Nintendo has reason to celebrate. After much hype and anticipation, Nintendo launched its hybrid Switch console last week, which promptly surpassed the mighty Wii for the most sales of any Nintendo console during the first two days of retail availability. For the time being, Nintendo is vindicated in its decision to build another unique console, one that is built for gaming in the living room on a big screen TV and on the go. In an interview with The Washington Post, Nintendo of America president and CEO Reggie Fils-Aime talked about the Switch and how it compares to another popular mobile console, the 3DS.
In response to a question asking why a gamer would buy the Switch if they already own a 3DS, Fils-Aime explained that while it's still a fantastic handheld, the experience on the Switch is different, as are the games. Specifically, the Switch is the only place to play The Legend of Zelda: Breath of the Wild, a game that is garnering copious praise from review sites across the web.
"The 3DS is a fantastic machine with more than 1,000 games. Its key differentiator is the 3D immersive experience without need for glasses. But as good as that machine is, you can’t play a game like 'Legend of Zelda: Breath of the Wild' on it," Fils-Aime said. "The power required—not only the computing power, but the graphics required for that game are just not available on a Nintendo 3DS. That makes it a different type of experience. That is how I would separate out those two systems. Certainly we see consumers wanting and needing both of the platforms."
Fils-Aime also pointed to the Switch's hybrid nature as a reason why a 3DS owner might want to own both consoles. Unlike the 3DS, the Switch can be hooked up to a big screen TV like a traditional console. And if a gamer has to leave for whatever reason, they can take the Switch with them.
"The concept of never having to put a game down that you can play anywhere, anytime, as a gamer, is something you think about and want to have that experience," Fils-Aime added.
One of the criticisms surrounding the Switch is the lack of launch titles. Fils-Aime downplayed the issue, saying what's more important is the Switch's long-term success rather than what games are available on the first day of availability. We're not sure why Nintendo feels it can't have both—a strong launch lineup and a rich roadmap—but according to Fils-Aime, the games are coming.
"For the Nintendo Switch, we were very deliberate in wanting to make sure, from a Nintendo publish standpoint, that we had a steady cadence of great games in addition to strong titles at launch. My answer is to look at the games that have been announced and are in development, and that should drive your purchase decision," Fils-Aime explained.
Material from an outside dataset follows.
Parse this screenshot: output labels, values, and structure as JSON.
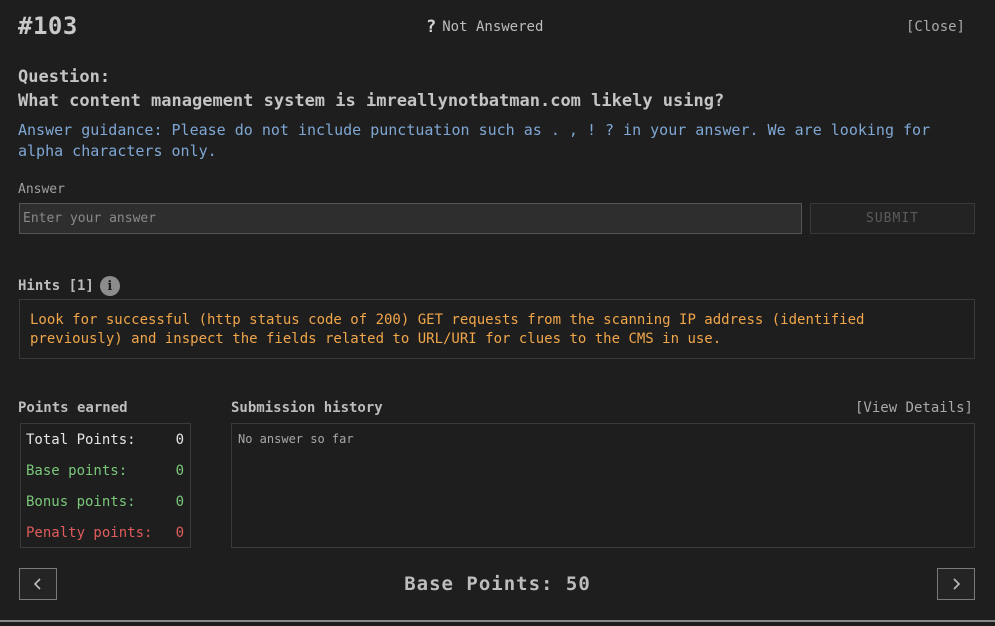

The future indeed looks bright for the Switch, though its launch hasn't been without a few hiccups. Users have complained of connection issues related to the included Joy-Con controllers, and Nintendo caught some heat for a support document suggesting that dead or stuck pixels are normal for LCD panels and that users should ignore them on the Switch.
Nevertheless, the Switch is proving popular, which for Nintendo means that its gamble on a hybrid console is paying off.